A Dance with Dragons (1: Dreams and Dust)
In the aftermath of a colossal battle, new threats are emerging from every direction.
Tyrion Lannister, having killed his father, and wrongfully accused of killing his nephew, King Joffrey, has escaped from King's Landing with a price on his head.
To the north lies the great Wall of ice and stone - a structure only as strong as those guarding it. Eddard Stark's bastard son Jon Snow has been elected 998th Lord Commander of the Night's Watch. But Jon has enemies both inside and beyond the Wall.
And in the east Daenerys Targaryen struggles to hold a city built on dreams and dust.
Reviewed on 22nd June 2014
I’m reading the paperback editions of the A Song of Ice and Fire series, and so book five is split into two parts - as with the third book, I’ve decided to read each half separately to spread the load.
The series depicts a fantasy world - focussing on the island of Westeros - where a war has broken out amongst various houses over who should rule, distracting the people from necessary preparations for the coming winter. In this way, it provides an interesting allegory for a world where political point scoring is seen as more urgent than responding to legitimate threats to climate.
It’s hard to be specific about the plot and characters of this particular volume without plot-spoilers. This volume in particular focusses on this characters in the northern half of Westeros and overseas - the previous novel having focussed on what was happening simultaneously in the southern part of the continent. This makes for an interesting situation where we know more than the characters do, and so can read with a knowing grin as we predict where certain plot elements are leading. In a way though it’s frustrating - there was a lot happened in the fourth novel and very little has yet been followed up on.
Probably the best thing about Martin’s writing is the characters - there are such a wide range and each have truly believable traits. He’s a master of switching his readers feelings around, so that characters I was completely unsympathetic with early in the series have become some of my favourites, who elicit a groan of disappointment as their chapters come to an end. In fact I feel with this volume Martin has reached a peak, with there being no character I haven’t wanted to spent more time with.
Martin’s narrative is also brilliantly crafted. The structure of long chapters, each from a single point of view, rotating around the world, gives a really strong viewpoint in each scene. It allows each scene to show one important event, or character moment, and skip the narrative over sometimes quite long periods between scenes without the reader feeling anything has been missed.

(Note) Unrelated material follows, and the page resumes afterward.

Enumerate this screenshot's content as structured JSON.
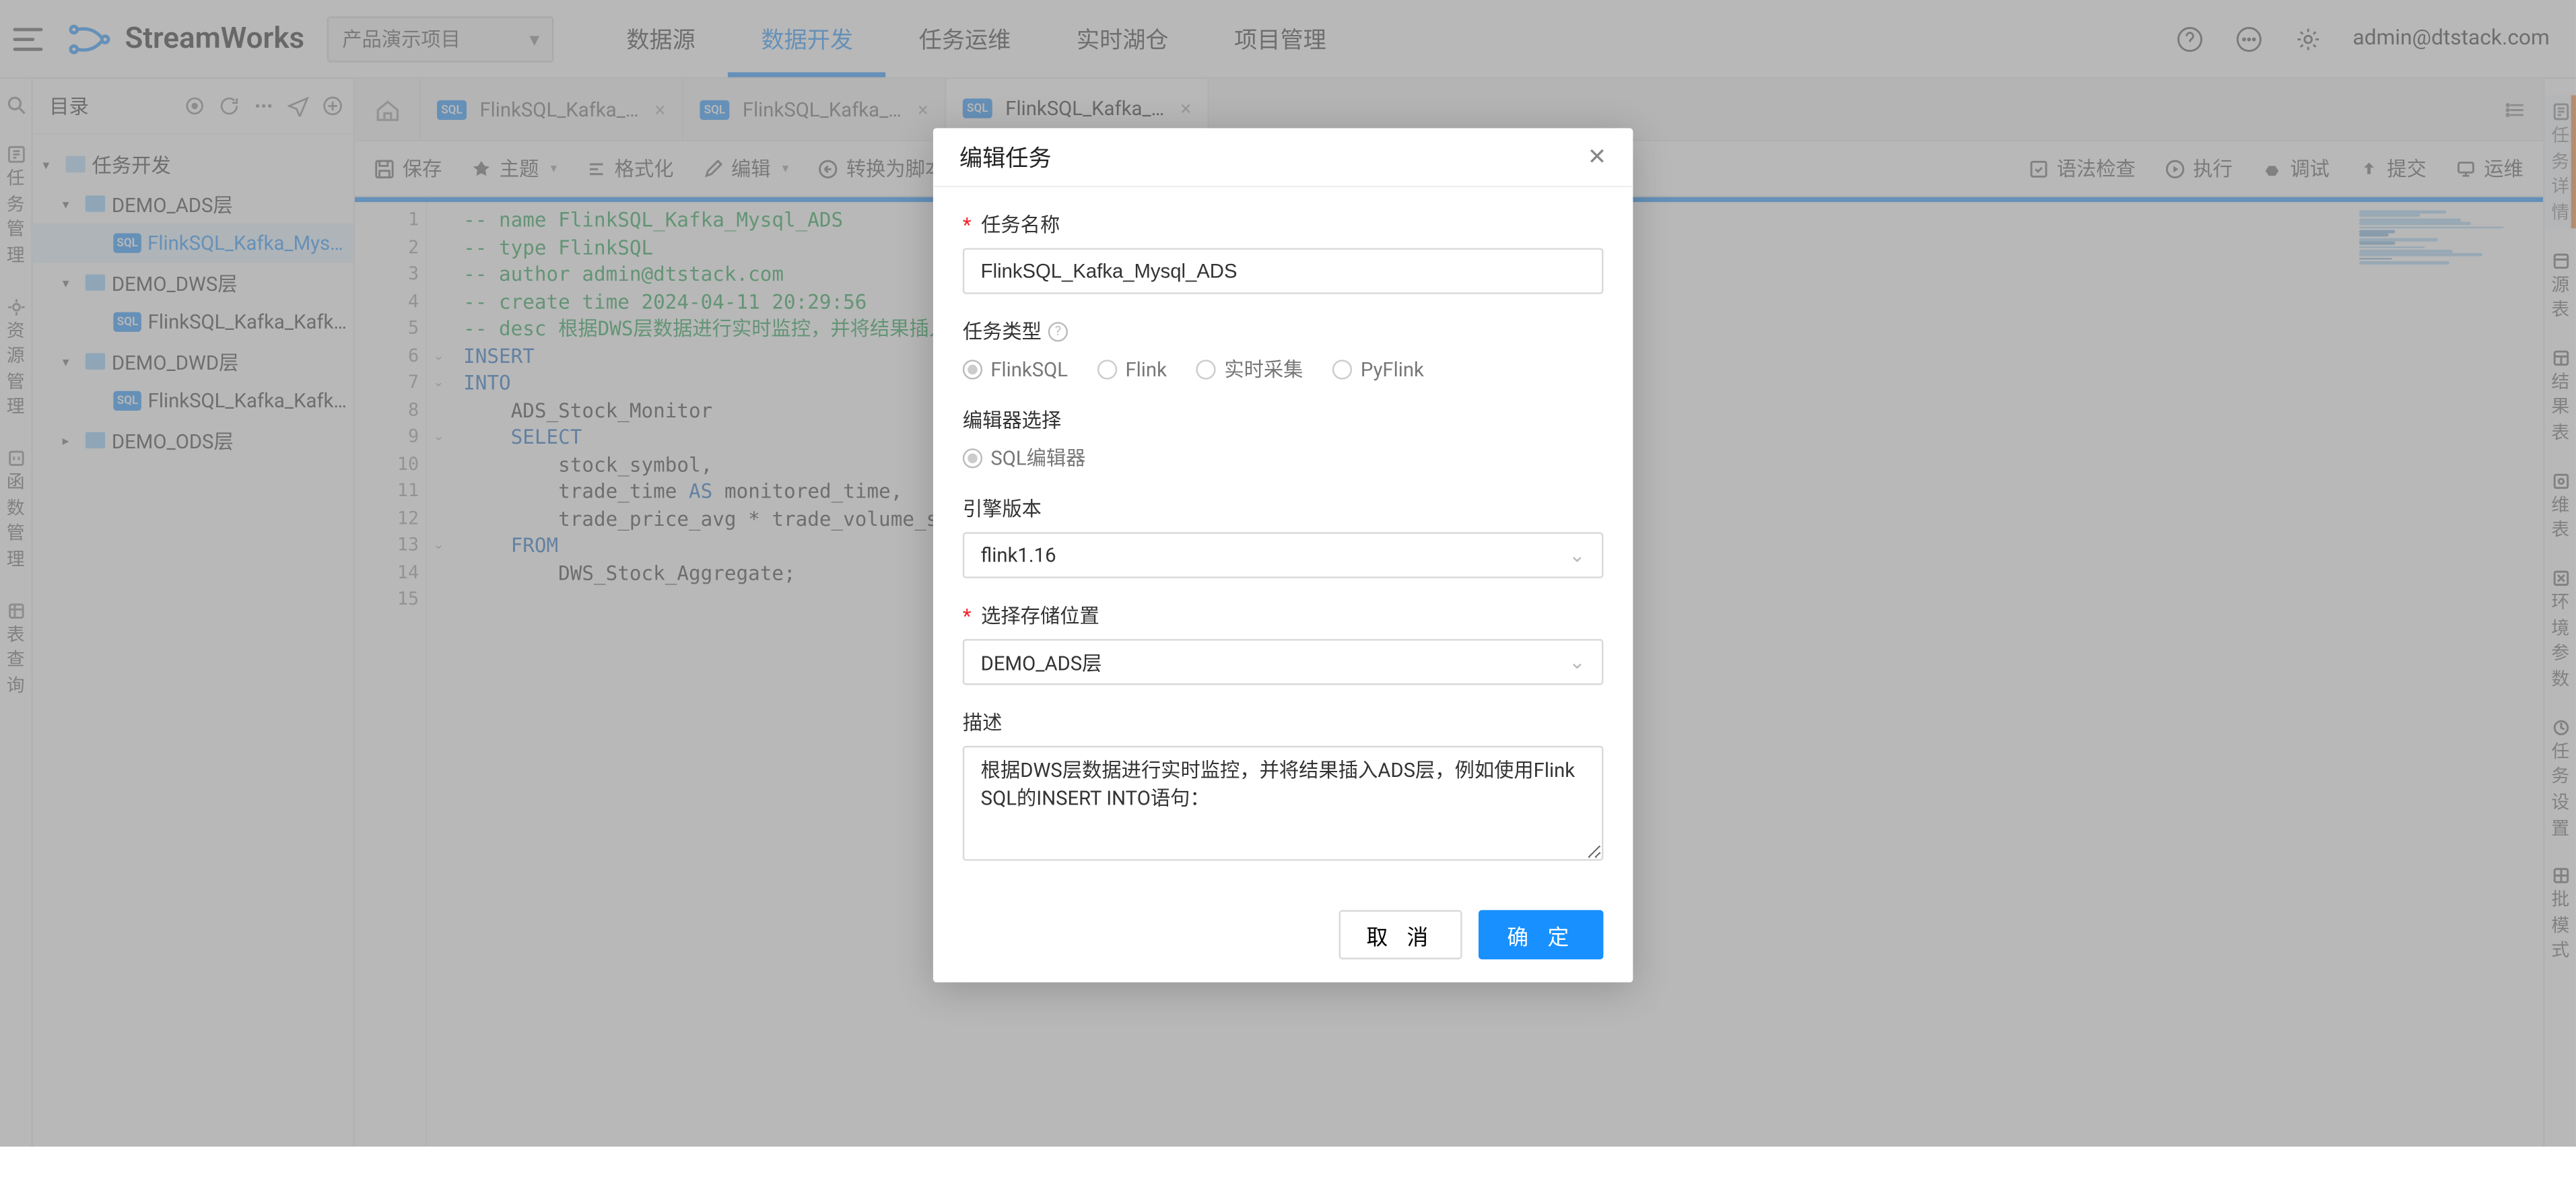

Still a really great series that I’m thoroughly enjoying reading. I’m really looking forward to reading the second part of book five, even though I know I’ll then have to wait, possibly years, for anything to be resolved.